Is it Bonfire Night in London? Include a bonfire in the shot.
Maybe it’s July 4th in New York? Get some iconic buildings in there.
There are many stories you can tell with your images. Such as a lone hiker admiring the distant celebrations above, or the modern compulsion to view everything through the screen of a smartphone below.
Completely ignoring what I just said, not all photography has to tell a story.
Instead, you can focus on conveying a sense of mystery and intrigue, and the best way to do that is to zoom in on something that is usually only seen from a distance.
Attach your telephoto lens and zoom in on the area of the sky where the fireworks are being launched.
You might miss a few shots, admittedly, but those you do capture will be a series of striking and mysterious abstract images full of colour and contrast. Just take a look below to see exactly what I mean.
Filling the frame using a telephoto lens and providing context aren’t mutually exclusive ideas.
Combining these two methods can yield some incredible results.

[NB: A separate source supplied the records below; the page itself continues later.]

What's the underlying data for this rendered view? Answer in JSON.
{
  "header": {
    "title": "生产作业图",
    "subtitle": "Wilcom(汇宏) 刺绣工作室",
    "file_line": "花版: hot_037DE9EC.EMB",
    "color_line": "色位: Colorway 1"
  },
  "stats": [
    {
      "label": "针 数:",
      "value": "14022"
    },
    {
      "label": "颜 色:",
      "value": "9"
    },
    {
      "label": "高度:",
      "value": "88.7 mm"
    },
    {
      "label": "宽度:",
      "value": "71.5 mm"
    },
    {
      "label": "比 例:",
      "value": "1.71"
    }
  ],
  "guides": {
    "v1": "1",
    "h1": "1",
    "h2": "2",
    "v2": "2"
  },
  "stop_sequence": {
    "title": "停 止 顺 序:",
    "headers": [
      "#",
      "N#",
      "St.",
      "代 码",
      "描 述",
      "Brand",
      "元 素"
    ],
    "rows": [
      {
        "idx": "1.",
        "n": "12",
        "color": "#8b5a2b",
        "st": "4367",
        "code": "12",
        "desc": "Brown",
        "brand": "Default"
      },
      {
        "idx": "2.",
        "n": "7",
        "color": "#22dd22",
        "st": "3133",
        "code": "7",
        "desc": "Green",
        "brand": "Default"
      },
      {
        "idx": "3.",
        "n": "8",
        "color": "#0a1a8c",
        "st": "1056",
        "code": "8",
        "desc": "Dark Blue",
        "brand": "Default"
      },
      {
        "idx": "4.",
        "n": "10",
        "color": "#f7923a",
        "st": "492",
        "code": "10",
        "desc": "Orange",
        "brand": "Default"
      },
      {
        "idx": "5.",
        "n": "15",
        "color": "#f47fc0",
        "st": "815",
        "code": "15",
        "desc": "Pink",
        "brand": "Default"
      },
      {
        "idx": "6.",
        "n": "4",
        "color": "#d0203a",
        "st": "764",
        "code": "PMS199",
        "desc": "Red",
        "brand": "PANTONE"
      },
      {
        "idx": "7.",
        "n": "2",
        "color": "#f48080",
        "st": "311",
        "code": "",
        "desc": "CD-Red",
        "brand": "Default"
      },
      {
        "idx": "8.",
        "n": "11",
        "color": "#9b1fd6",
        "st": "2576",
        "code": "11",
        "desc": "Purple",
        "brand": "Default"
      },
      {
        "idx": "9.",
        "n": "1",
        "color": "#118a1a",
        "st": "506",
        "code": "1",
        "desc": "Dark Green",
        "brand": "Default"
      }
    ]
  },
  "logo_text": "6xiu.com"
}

The image above showing a smartphone screen at a firework display is one such example of these ideas working in harmony.
If you have an adequately impressive firework display and an interesting scene in front of you, this is one of the best ways to create something unique with your firework photography.
Take the image below, for example. The iconic Space Needle in Seattle provides the context, but using a telephoto lens filled the surrounding frame with fireworks to create a stunning overall image.
You must know by now that we don’t abide by or agree with the idea of photography rules. Not even the ones we’ve made up ourselves!
Context for your firework photography is great. So is filling the frame with those dazzling sparks. However, there are plenty of other paths you can take to create compelling imagery.
One of my favorites is to go down the route of minimalism. We’ve said time and time again that excluding as much as possible from the frame is often the best way to improve a composition, and firework photography is no different.
Try utilizing all that dark negative space in the night sky by shooting firework displays at a fairly wide focal length but with nothing else in the scene. You can see an example below. Notice how the contrast and colours stand out so much more vividly on the completely black background.
Remember – Oversimplification is usually better than over complication.
About Alex W.
Alex is the owner and lead writer for Click and Learn Photography. An avid landscape, equine, and pet photographer living and working in the beautiful Lake District, UK, Alex has had his work featured in a number of high profile publications, including the Take a View Landscape Photographer of the Year, Outdoor Photographer of the Year, and Amateur Photographer Magazine.